If you haven’t heard the name spider.io before, it is likely you are not alone. Like many good European ad technology companies, they have been flying under the radar. However, quietly but surely, they are building the technology which could change the way ad viewability is measured, and which could, in fact, bring viewability measurement to every ad impression across the industry.
For those unaware, the ad viewability space is pretty messy. In August, it was reported that comScore had launched a patent infringement lawsuit against three ad verification companies: AdSafe, DoubleVerify and MOAT. At the heart of this lawsuit are a set of patents controlled by comScore (but actually owned by Nielsen. See? It’s messy…) that govern an approach to measuring ad viewability used by almost everyone in the industry. In the industry this is termed the geometric approach. It involves comparing the size and the position of the ad against the size and the scroll position of the browser’s viewport. The result is a measure of whether the ad is within the browser’s viewport, and accordingly viewable.
The messiness doesn’t end here. Not only is there a fight for control over the geometric approach to measuring ad viewability, the geometric approach is also unable to measure the viewability of all ad impressions. Because of a particular browser security policy, named the ‘same origin policy’, the information needed for the geometric approach isn’t readily available when ads are served in unfriendly (cross-domain) iframes. This has meant that some companies have resorted to exploiting ‘security holes’, for example, across Internet Explorer. However, the hacks these companies have been employing stop short at WebKit-based browsers, like Chrome and Safari. When ads are embedded in unfriendly iframes, the geometric approach doesn’t work across these browsers.
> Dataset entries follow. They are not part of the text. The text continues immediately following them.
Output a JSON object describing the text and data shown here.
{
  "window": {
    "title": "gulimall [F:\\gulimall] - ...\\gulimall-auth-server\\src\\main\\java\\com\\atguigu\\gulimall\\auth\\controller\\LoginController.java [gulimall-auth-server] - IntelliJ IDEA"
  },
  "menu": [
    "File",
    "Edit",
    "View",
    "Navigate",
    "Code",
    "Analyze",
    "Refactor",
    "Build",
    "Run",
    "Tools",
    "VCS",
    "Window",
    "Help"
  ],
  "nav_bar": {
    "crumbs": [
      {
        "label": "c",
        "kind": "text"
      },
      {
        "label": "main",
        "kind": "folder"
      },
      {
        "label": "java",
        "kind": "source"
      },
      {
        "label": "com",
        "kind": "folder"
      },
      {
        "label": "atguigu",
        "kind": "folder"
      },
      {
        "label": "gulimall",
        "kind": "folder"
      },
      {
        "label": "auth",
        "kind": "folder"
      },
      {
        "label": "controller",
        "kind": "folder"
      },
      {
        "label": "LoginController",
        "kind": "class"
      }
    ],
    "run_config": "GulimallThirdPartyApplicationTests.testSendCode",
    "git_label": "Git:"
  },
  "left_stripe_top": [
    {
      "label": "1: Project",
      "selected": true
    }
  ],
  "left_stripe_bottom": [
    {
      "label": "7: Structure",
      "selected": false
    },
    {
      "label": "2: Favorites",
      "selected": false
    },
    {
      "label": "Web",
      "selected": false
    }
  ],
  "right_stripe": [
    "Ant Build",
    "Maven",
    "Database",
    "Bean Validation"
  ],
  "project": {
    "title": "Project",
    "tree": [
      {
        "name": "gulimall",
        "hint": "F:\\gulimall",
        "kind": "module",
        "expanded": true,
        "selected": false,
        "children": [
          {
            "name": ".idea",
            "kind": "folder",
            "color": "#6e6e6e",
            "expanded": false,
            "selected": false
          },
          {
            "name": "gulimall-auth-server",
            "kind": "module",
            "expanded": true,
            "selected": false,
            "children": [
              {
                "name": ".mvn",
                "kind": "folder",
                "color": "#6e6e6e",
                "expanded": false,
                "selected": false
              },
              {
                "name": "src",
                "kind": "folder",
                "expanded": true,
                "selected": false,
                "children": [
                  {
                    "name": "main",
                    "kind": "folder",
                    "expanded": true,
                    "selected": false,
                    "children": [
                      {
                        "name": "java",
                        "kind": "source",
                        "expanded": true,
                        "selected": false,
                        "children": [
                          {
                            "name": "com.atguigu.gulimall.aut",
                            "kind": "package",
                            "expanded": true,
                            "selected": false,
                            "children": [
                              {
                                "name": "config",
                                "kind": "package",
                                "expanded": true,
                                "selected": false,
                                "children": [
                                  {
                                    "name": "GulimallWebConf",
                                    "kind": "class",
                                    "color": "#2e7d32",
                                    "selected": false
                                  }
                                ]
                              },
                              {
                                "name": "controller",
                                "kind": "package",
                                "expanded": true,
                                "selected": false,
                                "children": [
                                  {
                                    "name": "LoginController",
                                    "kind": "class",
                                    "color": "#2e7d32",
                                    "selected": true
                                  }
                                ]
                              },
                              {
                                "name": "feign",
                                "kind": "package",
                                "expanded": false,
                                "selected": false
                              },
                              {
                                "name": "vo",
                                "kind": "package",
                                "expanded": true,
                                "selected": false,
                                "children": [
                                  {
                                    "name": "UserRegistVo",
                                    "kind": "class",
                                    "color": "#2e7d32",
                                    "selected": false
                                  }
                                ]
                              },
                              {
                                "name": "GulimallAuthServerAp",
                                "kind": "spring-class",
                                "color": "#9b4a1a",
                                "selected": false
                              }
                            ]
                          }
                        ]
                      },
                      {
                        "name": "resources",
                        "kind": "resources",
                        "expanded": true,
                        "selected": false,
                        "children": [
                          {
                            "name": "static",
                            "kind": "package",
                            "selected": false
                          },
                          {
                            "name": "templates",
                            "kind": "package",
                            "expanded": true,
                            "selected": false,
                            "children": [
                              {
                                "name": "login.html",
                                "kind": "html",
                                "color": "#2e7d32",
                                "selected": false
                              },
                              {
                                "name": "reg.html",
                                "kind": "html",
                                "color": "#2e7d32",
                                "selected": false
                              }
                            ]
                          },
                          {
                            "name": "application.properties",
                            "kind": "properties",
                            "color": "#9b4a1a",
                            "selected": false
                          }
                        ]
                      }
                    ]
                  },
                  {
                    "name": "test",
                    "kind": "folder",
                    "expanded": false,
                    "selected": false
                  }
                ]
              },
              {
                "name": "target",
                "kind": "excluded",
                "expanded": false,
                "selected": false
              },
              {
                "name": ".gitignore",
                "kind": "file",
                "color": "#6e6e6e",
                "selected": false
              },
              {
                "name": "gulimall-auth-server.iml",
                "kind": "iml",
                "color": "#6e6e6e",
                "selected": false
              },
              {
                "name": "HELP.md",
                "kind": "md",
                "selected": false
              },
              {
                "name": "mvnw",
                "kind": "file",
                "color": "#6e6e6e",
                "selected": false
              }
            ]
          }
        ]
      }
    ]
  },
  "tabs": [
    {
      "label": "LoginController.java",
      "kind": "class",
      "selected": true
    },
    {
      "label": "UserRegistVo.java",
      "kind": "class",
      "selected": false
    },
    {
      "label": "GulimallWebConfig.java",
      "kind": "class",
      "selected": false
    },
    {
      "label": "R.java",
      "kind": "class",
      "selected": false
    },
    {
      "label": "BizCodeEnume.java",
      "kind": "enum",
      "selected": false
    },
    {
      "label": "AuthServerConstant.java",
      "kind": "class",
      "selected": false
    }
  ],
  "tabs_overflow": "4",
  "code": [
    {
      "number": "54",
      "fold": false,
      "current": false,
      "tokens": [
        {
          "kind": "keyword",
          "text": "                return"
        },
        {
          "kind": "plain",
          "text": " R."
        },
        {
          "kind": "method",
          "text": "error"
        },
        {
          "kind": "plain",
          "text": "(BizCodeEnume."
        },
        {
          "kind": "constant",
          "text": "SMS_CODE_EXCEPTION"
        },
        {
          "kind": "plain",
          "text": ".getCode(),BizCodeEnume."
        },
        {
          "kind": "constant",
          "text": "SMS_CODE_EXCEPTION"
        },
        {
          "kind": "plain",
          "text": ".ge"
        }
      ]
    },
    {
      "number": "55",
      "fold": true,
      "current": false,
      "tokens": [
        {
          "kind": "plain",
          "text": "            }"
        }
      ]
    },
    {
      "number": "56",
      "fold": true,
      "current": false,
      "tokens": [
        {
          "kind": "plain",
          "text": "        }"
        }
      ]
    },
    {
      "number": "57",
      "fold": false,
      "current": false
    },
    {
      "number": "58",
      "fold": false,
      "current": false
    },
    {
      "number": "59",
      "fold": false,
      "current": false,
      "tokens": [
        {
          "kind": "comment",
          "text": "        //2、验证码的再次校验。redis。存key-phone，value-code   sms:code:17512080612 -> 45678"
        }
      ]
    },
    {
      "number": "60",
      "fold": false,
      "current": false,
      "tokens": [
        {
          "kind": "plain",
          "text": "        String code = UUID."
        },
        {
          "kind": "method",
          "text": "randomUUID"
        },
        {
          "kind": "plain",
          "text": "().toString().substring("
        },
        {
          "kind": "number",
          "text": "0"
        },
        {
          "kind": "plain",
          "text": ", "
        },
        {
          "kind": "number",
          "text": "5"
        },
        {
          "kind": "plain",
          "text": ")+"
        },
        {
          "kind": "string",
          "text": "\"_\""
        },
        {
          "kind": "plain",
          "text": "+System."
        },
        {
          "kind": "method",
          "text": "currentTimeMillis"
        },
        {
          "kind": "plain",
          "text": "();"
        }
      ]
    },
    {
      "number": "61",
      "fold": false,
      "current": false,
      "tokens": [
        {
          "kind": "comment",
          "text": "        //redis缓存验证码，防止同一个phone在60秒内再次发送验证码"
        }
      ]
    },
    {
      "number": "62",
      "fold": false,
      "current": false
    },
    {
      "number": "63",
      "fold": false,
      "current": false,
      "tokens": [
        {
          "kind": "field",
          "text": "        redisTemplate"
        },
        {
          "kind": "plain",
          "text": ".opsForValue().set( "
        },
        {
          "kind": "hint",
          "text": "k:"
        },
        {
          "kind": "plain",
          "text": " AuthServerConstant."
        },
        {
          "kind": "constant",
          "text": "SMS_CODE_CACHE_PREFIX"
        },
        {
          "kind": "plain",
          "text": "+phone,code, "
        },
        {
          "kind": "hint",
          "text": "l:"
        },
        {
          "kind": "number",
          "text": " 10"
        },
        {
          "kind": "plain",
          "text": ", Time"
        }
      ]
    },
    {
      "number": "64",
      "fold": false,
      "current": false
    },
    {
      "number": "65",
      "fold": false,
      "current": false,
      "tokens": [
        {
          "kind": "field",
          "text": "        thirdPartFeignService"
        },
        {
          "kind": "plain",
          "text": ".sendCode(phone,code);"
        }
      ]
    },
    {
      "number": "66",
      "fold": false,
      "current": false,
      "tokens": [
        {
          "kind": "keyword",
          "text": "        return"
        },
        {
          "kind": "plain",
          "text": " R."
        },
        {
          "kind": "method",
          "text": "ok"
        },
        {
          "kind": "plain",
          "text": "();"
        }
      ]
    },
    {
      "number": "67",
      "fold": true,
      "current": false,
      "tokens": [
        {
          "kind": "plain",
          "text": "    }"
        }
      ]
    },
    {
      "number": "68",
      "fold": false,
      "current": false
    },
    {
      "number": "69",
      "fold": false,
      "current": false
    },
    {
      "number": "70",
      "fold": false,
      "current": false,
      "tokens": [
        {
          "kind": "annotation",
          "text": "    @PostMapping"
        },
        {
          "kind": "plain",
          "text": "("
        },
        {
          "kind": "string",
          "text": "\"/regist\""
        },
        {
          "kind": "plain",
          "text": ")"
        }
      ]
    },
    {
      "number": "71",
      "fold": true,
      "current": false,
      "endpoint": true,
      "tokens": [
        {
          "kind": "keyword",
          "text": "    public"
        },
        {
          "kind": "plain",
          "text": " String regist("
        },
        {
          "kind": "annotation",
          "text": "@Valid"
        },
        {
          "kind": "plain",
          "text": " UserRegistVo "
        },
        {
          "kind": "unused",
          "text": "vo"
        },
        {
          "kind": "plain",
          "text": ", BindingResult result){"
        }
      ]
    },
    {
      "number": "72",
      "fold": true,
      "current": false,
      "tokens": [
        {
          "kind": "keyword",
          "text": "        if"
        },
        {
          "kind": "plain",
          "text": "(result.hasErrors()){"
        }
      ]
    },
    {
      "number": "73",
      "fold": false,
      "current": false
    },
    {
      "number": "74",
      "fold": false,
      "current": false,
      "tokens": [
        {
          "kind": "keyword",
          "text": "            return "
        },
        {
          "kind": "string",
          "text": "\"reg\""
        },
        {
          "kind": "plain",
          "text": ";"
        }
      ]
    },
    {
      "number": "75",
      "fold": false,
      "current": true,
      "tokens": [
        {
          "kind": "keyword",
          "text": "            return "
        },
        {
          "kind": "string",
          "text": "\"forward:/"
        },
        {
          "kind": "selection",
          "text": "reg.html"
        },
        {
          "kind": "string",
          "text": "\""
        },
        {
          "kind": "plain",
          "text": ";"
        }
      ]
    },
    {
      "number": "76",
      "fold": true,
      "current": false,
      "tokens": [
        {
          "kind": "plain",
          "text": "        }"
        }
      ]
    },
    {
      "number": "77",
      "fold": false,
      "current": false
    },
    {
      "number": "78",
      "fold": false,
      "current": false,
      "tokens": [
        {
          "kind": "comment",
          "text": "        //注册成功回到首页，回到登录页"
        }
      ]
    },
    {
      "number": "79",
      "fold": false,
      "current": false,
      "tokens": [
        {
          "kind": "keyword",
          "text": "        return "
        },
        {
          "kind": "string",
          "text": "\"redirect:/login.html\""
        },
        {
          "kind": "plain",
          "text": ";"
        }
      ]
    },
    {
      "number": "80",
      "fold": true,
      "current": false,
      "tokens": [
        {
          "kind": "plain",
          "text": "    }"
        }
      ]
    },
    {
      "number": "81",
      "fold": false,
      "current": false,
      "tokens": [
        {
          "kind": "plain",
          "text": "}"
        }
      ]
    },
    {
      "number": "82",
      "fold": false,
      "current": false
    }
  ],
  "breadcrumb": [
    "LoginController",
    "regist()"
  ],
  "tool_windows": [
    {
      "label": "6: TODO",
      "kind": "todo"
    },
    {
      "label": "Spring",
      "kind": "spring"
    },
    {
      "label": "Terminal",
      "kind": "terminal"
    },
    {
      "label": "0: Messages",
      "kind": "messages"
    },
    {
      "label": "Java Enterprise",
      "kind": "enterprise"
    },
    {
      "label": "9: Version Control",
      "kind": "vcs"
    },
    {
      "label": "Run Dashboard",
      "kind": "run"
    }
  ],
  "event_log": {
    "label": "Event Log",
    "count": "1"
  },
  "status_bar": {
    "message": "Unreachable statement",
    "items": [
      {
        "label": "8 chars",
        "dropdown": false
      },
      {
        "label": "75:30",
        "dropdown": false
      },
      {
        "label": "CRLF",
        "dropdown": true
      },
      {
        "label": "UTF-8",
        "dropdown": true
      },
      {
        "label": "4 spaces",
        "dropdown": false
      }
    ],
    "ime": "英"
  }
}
This is why you will likely hear more of spider.io in the coming months. Their technology claims to safely see through unfriendly iframes across ALL major browsers. Theirs is a new approach to measuring ad viewability that is already being adopted by major networks and exchanges (more announcements planned soon). In the newest release, spider.io’s CEO, Douglas de Jager, mentioned: “We have built the industry’s first comprehensive viewability measurement technology and we encourage all prospective partners to confirm our bold claim for themselves. Testing can typically be wrapped up within the day.” spider.io’s technology is patent-pending and apparently very different from the geometric approach. If granted, it is conceivable to suggest there will be two major providers of technology: spider.io and comScore — the David vs Goliath battle is certainly on.Global Desk Editor